Friday, December 11, 2009

Thirst: The Koreans go vamp



Thirst is a Korean gem written and directed by Park Chang-wook (Oldboy)
Sang-hyun is a priest who volunteers on the side at a hospital in his spare time. He has become disillusioned with life and other's suffering, and decides to be a willing participant in an experimental treatment for the EV disease. The so-called Emmanuel Virus has been wiping people out left and right, and Sang-hyun feels a calling to help.



Suffice it to say, things don't go as planned. He contracts the disease, but he somehow makes a miraculous recovery.

Here's where things amp up. You see, Sang-hyun is now famous. When he returns to his village, all his parishoners believe him to be a saint of some kind, able to heal the sick and such.
Soon, Sang-hyun finds himself reconnecting with an old friend, Kang-woo, and his lovely wife Tae-ju.



He's invited to their home to play a rousing (?) game of Mahjong and while there, Sang-hyun discovers he is harboring some very sordid thoughts about his friend's little missus.
Bizarrely enough, he collapses and dies.
Funny thing is, it doesn't last. He wakes up the next day with an extreme aversion to sunlight, and the need to gulp down some blood from the nearest coma patient. It then becomes apparent that Sang-hyun is a vampire.

So that he does not have to resort to murder to satisfy his bloodthirsty urges, he begins to steal blood from the hospital. He begins to meet Tae-ju on the sly and between the adultery they discuss how pathetic her life has become with her ill husband and controlling mother-in-law (who basically raised her from a youngster then pretty much forced her to marry her son... and you thought your mother-in-law was a nightmare...)

Tae-ju inevitably finds out about Sang-hyun's "medical condition" and at first she is scared out of her wits. But soon she is begging him to kill her husband, though Sang-hyun figured they could just run away together. It is only after he finds bruises on her that he agrees to take care of the situation. The couple take him out on a boat and drag him under the water, drowning him.



Here's where things get even worse. Ghostly visions and hallucinations begin to haunt the couple, and finally Tae-ju admits Kang-woo never harmed her. Livid due to the fact that he had tried so hard not to kill anyone, Sang-hyun proceeds to do something that will change the course of their lives. Again.




I just can't give anything else away without it being a blatant spoiler. But I must accomodate the film for its beautiful cinematography, the director's flair for getting the best out of his actors, and that stupendous ending!!

To be completely honest though, the movie lagged. With a running time of over two hours, it was long. Too long. I became a bit antsy and wanted to perhaps surf the internet or write out Christmas cards while watching. Thankfully, I didn't. Because attention needs to be paid to this subtle yet clever film. Underneath the obvious vampire plot, Thirst is a morality play. Sang-hyun's ethics are tested again and again, and if you ask me - he holds up pretty well.

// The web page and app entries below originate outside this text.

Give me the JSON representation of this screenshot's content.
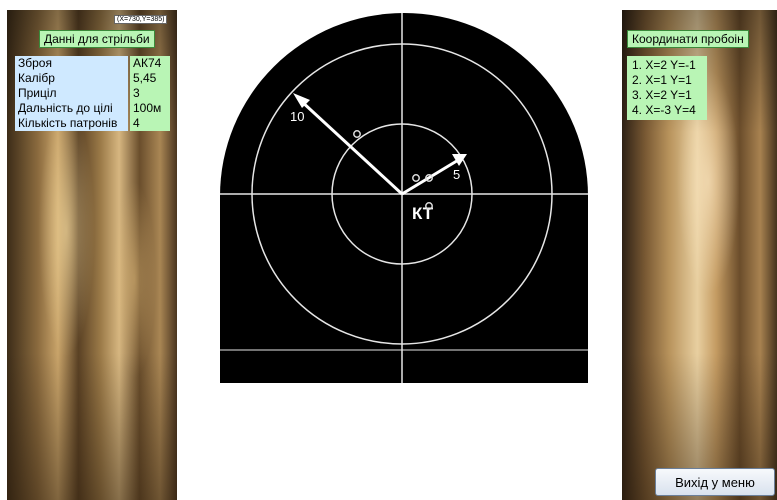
{
  "coords_readout": "(X=730,Y=385)",
  "left_panel": {
    "header": "Данні для стрільби",
    "rows": [
      {
        "label": "Зброя",
        "value": "АК74"
      },
      {
        "label": "Калібр",
        "value": "5,45"
      },
      {
        "label": "Приціл",
        "value": "3"
      },
      {
        "label": "Дальність до цілі",
        "value": "100м"
      },
      {
        "label": "Кількість патронів",
        "value": "4"
      }
    ]
  },
  "right_panel": {
    "header": "Координати пробоін",
    "holes": [
      "1. X=2  Y=-1",
      "2. X=1  Y=1",
      "3. X=2  Y=1",
      "4. X=-3  Y=4"
    ],
    "exit_label": "Вихід у меню"
  },
  "target": {
    "ring_label_outer": "10",
    "ring_label_inner": "5",
    "center_label": "КТ"
  }
}
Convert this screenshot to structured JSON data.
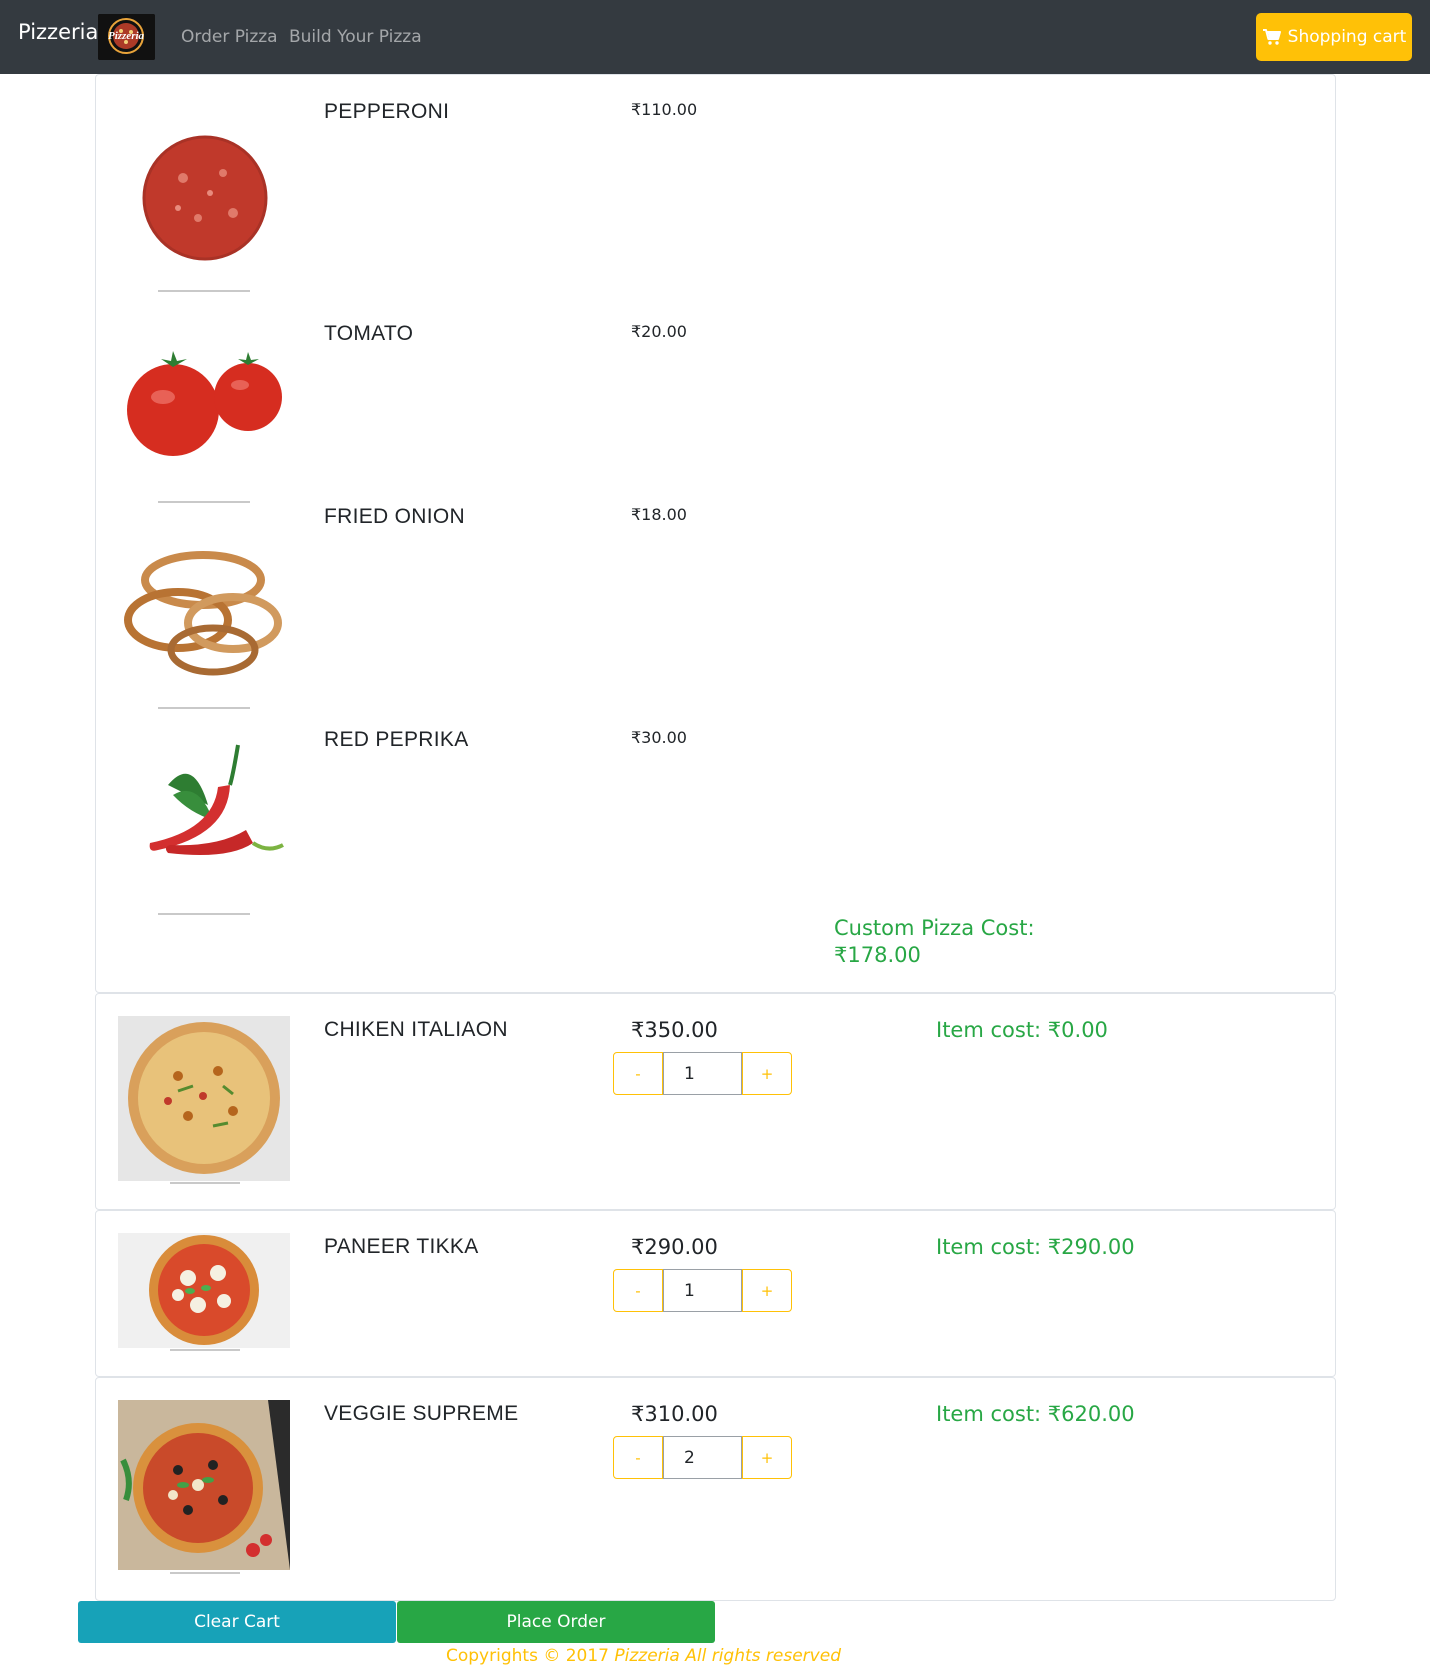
{
  "navbar": {
    "brand": "Pizzeria",
    "logo_text": "Pizzeria",
    "links": [
      "Order Pizza",
      "Build Your Pizza"
    ],
    "cart_label": "Shopping cart",
    "cart_icon": "shopping-cart-icon"
  },
  "custom_pizza": {
    "toppings": [
      {
        "name": "PEPPERONI",
        "price": "₹110.00"
      },
      {
        "name": "TOMATO",
        "price": "₹20.00"
      },
      {
        "name": "FRIED ONION",
        "price": "₹18.00"
      },
      {
        "name": "RED PEPRIKA",
        "price": "₹30.00"
      }
    ],
    "cost_label": "Custom Pizza Cost:",
    "cost_value": "₹178.00"
  },
  "pizzas": [
    {
      "name": "CHIKEN ITALIAON",
      "price": "₹350.00",
      "quantity": "1",
      "item_cost": "Item cost: ₹0.00"
    },
    {
      "name": "PANEER TIKKA",
      "price": "₹290.00",
      "quantity": "1",
      "item_cost": "Item cost: ₹290.00"
    },
    {
      "name": "VEGGIE SUPREME",
      "price": "₹310.00",
      "quantity": "2",
      "item_cost": "Item cost: ₹620.00"
    }
  ],
  "qty_controls": {
    "minus": "-",
    "plus": "+"
  },
  "actions": {
    "clear": "Clear Cart",
    "order": "Place Order"
  },
  "footer": {
    "prefix": "Copyrights © 2017",
    "brand": "Pizzeria",
    "suffix": "All rights reserved"
  },
  "colors": {
    "navbar": "#343a40",
    "warning": "#ffc107",
    "success": "#28a745",
    "info": "#17a2b8"
  }
}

I'm certainly not saying it's as superior as Let the Right One In, but as far as foreign (or domestic for that matter) vampire films, this one has enough differences and nuances to exceed your usual vampire expectations.

*One more thing... if underarm licking isn't part of your normal sexual routine, you might be a bit grossed out at some point. I know I was ;)~

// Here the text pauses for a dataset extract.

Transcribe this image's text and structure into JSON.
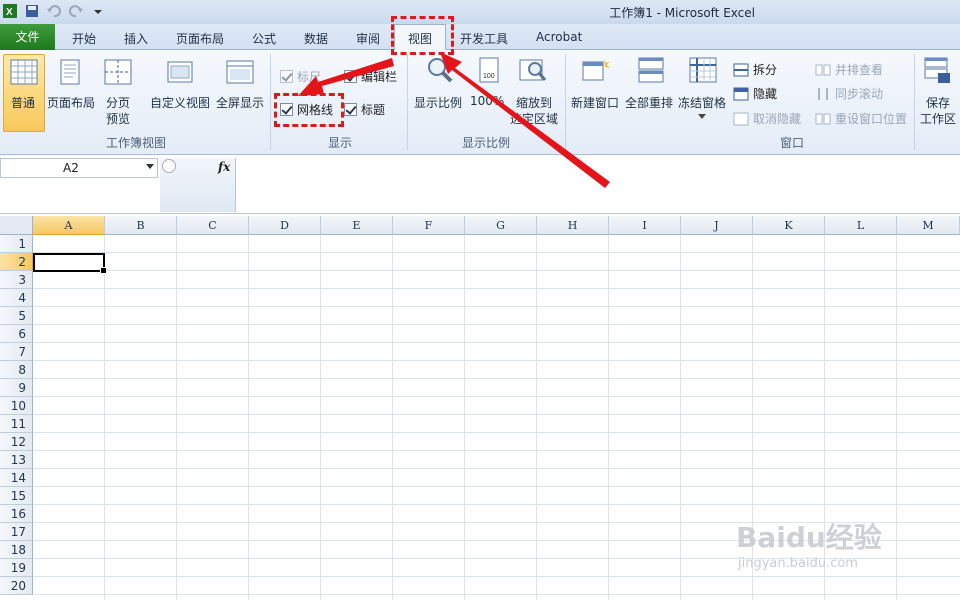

HorrorBlips: vote it up!

2 comments:

Ms Harker said...

This was one of my favourite horror movies of the year. Korean horror is hilarious and bloody! The underarm licking was creepy yet raunchy, just how I like my horror to be ;)

www.musingcontinuum.com

James said...

Cool review. I loved this film - it put a really interesting twist on the whole vampire genre. The ending is so bittersweet.